But, as later research came to recognize, immigration doesn’t work quite that way. Entering another society causes ripples, sometimes major ripples, and the immigrants themselves are also affected by the intrusion. It’s a sort of uncertainty principle in the classic Heisenberg sense: the very act of intervening to make a measurement changes the system we’re seeking to measure. Viewed plainly, objectivity is no more than a sustaining mythology imported from the tAgora, a ruse that modern folklore and anthropology have exposed as fraudulent. Facsimile immigrants don’t simply blend into the group, and their ideas about what’s transpiring before them (and including them) are unavoidably conditioned by the tAgora baggage they bring along with them.

Our fieldwork in Serbia provided numerous examples of the sheer weight of that baggage, and of the inherent distortion in the lens we automatically imposed between village reality and our “take” on it. In such situations we of course never actively sought to misrepresent what we experienced. Quite the contrary—we always aimed at verisimilitude. But it would be naive to argue that our observations were or ever could be communicated to others outside the oAgora without media-translation. We had to use the tools at hand, after all; at that time there were no eCompanions, eEditions, or media suites. Fundamental biases in perception preceded and conditioned our attempts at analysis and communication, and it was from these basic mis-apprehensions that we learned the most about how oral tradition really worked.

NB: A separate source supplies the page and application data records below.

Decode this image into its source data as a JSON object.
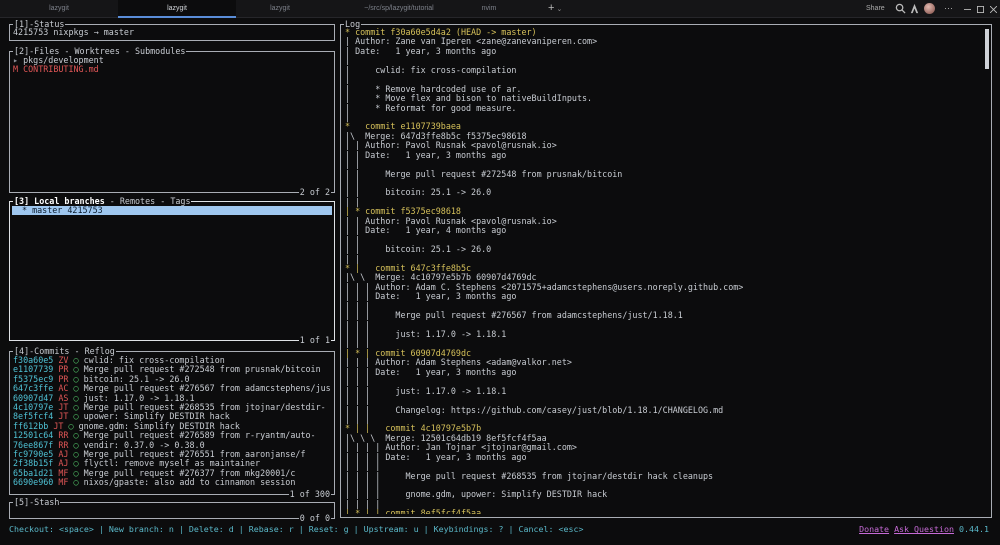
{
  "tabs": [
    {
      "label": "lazygit"
    },
    {
      "label": "lazygit"
    },
    {
      "label": "lazygit"
    },
    {
      "label": "~/src/sp/lazygit/tutorial"
    },
    {
      "label": "nvim"
    }
  ],
  "new_tab": {
    "label": "+",
    "chevron": "⌄"
  },
  "share_label": "Share",
  "menu_dots": "⋯",
  "status_pane": {
    "title": "[1]-Status",
    "content": "4215753 nixpkgs → master"
  },
  "files_pane": {
    "title": "[2]-Files - Worktrees - Submodules",
    "rows": [
      {
        "mark": "▸",
        "name": "pkgs/development"
      },
      {
        "mark": "M",
        "name": "CONTRIBUTING.md"
      }
    ],
    "footer": "2 of 2"
  },
  "branches_pane": {
    "title_bold": "[3] Local branches",
    "title_rest": " - Remotes - Tags",
    "rows": [
      {
        "text": "* master 4215753"
      }
    ],
    "footer": "1 of 1"
  },
  "commits_pane": {
    "title": "[4]-Commits - Reflog",
    "rows": [
      {
        "sha": "f30a60e5",
        "author": "ZV",
        "graph": "◯",
        "msg": "cwlid: fix cross-compilation"
      },
      {
        "sha": "e1107739",
        "author": "PR",
        "graph": "◯",
        "msg": "Merge pull request #272548 from prusnak/bitcoin"
      },
      {
        "sha": "f5375ec9",
        "author": "PR",
        "graph": "◯",
        "msg": "bitcoin: 25.1 -> 26.0"
      },
      {
        "sha": "647c3ffe",
        "author": "AC",
        "graph": "◯",
        "msg": "Merge pull request #276567 from adamcstephens/just"
      },
      {
        "sha": "60907d47",
        "author": "AS",
        "graph": "◯",
        "msg": "just: 1.17.0 -> 1.18.1"
      },
      {
        "sha": "4c10797e",
        "author": "JT",
        "graph": "◯",
        "msg": "Merge pull request #268535 from jtojnar/destdir-"
      },
      {
        "sha": "8ef5fcf4",
        "author": "JT",
        "graph": "◯",
        "msg": "upower: Simplify DESTDIR hack"
      },
      {
        "sha": "ff612bb",
        "author": "JT",
        "graph": "◯",
        "msg": "gnome.gdm: Simplify DESTDIR hack"
      },
      {
        "sha": "12501c64",
        "author": "RR",
        "graph": "◯",
        "msg": "Merge pull request #276589 from r-ryantm/auto-"
      },
      {
        "sha": "76ee867f",
        "author": "RR",
        "graph": "◯",
        "msg": "vendir: 0.37.0 -> 0.38.0"
      },
      {
        "sha": "fc9790e5",
        "author": "AJ",
        "graph": "◯",
        "msg": "Merge pull request #276551 from aaronjanse/f"
      },
      {
        "sha": "2f38b15f",
        "author": "AJ",
        "graph": "◯",
        "msg": "flyctl: remove myself as maintainer"
      },
      {
        "sha": "65ba1d21",
        "author": "MF",
        "graph": "◯",
        "msg": "Merge pull request #276377 from mkg20001/c"
      },
      {
        "sha": "6690e960",
        "author": "MF",
        "graph": "◯",
        "msg": "nixos/gpaste: also add to cinnamon session"
      }
    ],
    "footer": "1 of 300"
  },
  "stash_pane": {
    "title": "[5]-Stash",
    "footer": "0 of 0"
  },
  "log_pane": {
    "title": "Log",
    "lines": [
      "* commit f30a60e5d4a2 (HEAD -> master)",
      "| Author: Zane van Iperen <zane@zanevaniperen.com>",
      "| Date:   1 year, 3 months ago",
      "|",
      "|     cwlid: fix cross-compilation",
      "|",
      "|     * Remove hardcoded use of ar.",
      "|     * Move flex and bison to nativeBuildInputs.",
      "|     * Reformat for good measure.",
      "|",
      "*   commit e1107739baea",
      "|\\  Merge: 647d3ffe8b5c f5375ec98618",
      "| | Author: Pavol Rusnak <pavol@rusnak.io>",
      "| | Date:   1 year, 3 months ago",
      "| |",
      "| |     Merge pull request #272548 from prusnak/bitcoin",
      "| |",
      "| |     bitcoin: 25.1 -> 26.0",
      "| |",
      "| * commit f5375ec98618",
      "| | Author: Pavol Rusnak <pavol@rusnak.io>",
      "| | Date:   1 year, 4 months ago",
      "| |",
      "| |     bitcoin: 25.1 -> 26.0",
      "| |",
      "* |   commit 647c3ffe8b5c",
      "|\\ \\  Merge: 4c10797e5b7b 60907d4769dc",
      "| | | Author: Adam C. Stephens <2071575+adamcstephens@users.noreply.github.com>",
      "| | | Date:   1 year, 3 months ago",
      "| | |",
      "| | |     Merge pull request #276567 from adamcstephens/just/1.18.1",
      "| | |",
      "| | |     just: 1.17.0 -> 1.18.1",
      "| | |",
      "| * | commit 60907d4769dc",
      "| | | Author: Adam Stephens <adam@valkor.net>",
      "| | | Date:   1 year, 3 months ago",
      "| | |",
      "| | |     just: 1.17.0 -> 1.18.1",
      "| | |",
      "| | |     Changelog: https://github.com/casey/just/blob/1.18.1/CHANGELOG.md",
      "| | |",
      "* | |   commit 4c10797e5b7b",
      "|\\ \\ \\  Merge: 12501c64db19 8ef5fcf4f5aa",
      "| | | | Author: Jan Tojnar <jtojnar@gmail.com>",
      "| | | | Date:   1 year, 3 months ago",
      "| | | |",
      "| | | |     Merge pull request #268535 from jtojnar/destdir hack cleanups",
      "| | | |",
      "| | | |     gnome.gdm, upower: Simplify DESTDIR hack",
      "| | | |",
      "| * | | commit 8ef5fcf4f5aa"
    ]
  },
  "status_bar": {
    "keybindings": "Checkout: <space> | New branch: n | Delete: d | Rebase: r | Reset: g | Upstream: u | Keybindings: ? | Cancel: <esc>",
    "donate": "Donate",
    "ask": "Ask Question",
    "version": "0.44.1"
  },
  "colors": {
    "accent": "#5ab8c9",
    "selected_bg": "#9fc7ef",
    "link": "#c66ad6",
    "sha": "#d6c15a",
    "author_initials": "#e05656",
    "graph": "#53c96a"
  }
}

A case in point is what villagers called pričanje, or oral genealogies, which we collected from elderly men. Surely, we presumed, the priest’s church records would provide the rock-solid standard against which we could check the completeness and accuracy of these oral performances, which recounted more than ten generations of lineage membership in decasyllabic poetic lines. According to the ideology we brought with us, the relative dependability of sources seemed patently obvious: we would check the (doubtless partial) oGenealogy against the (assuredly flawless) tGenealogy, and supplement the oral version as necessary. Imagine our surprise, then, when the supposedly inferior oAgora record turned up individuals and relationships missing from the written accounts. Unexpectedly (for us tAgora-trained immigrants, at any rate), OT won the day.

It was a sobering realization, a kind of technology-based ignominy. Although we were as sympathetic to and interested in OT dynamics as anyone could be, we had uncritically defaulted to tAgora values, the unassailable values of Western scholarly research, in prioritizing the media we were studying. We were helpless to accept pričanje on its own terms, as the primary vehicle for communication of kin-knowledge and (ironically) a tool superior to the overvalued tAgora tool. As facsimile immigrants, our approach had proven decidedly oAgoraphobic.